The task - Go through the data line by line. Copy each one holding the string "Products".

-------- Records --------

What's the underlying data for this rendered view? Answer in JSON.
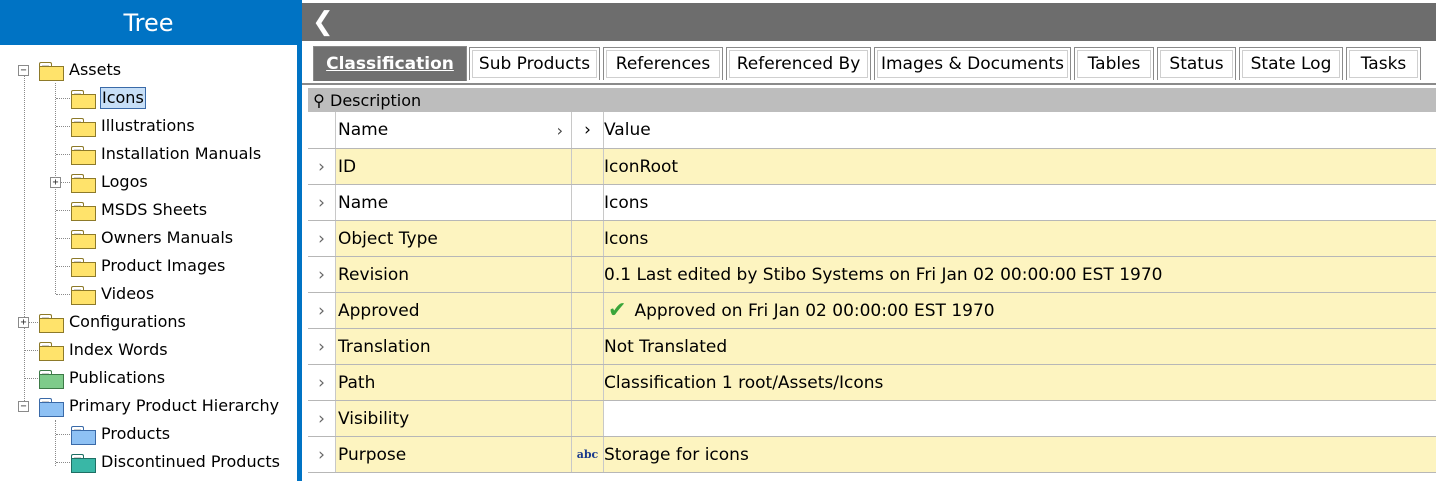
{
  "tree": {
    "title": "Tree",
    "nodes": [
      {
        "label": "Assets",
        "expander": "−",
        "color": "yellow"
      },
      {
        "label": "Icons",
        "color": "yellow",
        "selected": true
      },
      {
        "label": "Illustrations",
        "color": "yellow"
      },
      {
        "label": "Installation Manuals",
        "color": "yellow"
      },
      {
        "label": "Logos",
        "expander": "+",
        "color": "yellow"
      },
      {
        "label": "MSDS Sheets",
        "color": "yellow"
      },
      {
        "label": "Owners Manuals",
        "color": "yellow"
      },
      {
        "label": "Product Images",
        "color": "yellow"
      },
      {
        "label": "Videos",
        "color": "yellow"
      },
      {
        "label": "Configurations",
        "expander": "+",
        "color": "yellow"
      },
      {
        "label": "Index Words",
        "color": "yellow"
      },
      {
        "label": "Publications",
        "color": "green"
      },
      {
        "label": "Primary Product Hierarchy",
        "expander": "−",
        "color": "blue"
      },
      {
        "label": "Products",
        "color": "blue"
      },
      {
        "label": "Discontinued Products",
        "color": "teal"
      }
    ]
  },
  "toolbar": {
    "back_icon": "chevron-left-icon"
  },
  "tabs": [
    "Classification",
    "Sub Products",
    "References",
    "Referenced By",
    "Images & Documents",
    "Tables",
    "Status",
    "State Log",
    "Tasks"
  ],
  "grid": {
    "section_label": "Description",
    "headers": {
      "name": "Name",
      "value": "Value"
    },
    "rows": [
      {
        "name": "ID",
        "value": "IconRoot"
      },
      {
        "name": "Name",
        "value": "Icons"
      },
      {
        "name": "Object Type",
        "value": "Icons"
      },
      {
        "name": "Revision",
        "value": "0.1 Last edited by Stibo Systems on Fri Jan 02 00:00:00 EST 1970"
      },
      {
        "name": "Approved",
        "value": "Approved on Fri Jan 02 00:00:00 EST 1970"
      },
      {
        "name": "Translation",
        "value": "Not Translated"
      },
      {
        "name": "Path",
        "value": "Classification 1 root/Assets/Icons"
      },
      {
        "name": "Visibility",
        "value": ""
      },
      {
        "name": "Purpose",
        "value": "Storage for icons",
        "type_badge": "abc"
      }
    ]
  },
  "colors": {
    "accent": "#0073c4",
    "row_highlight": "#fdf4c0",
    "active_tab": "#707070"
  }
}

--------

Output -
        "label": "Products",
        "label": "Discontinued Products",
    "Sub Products",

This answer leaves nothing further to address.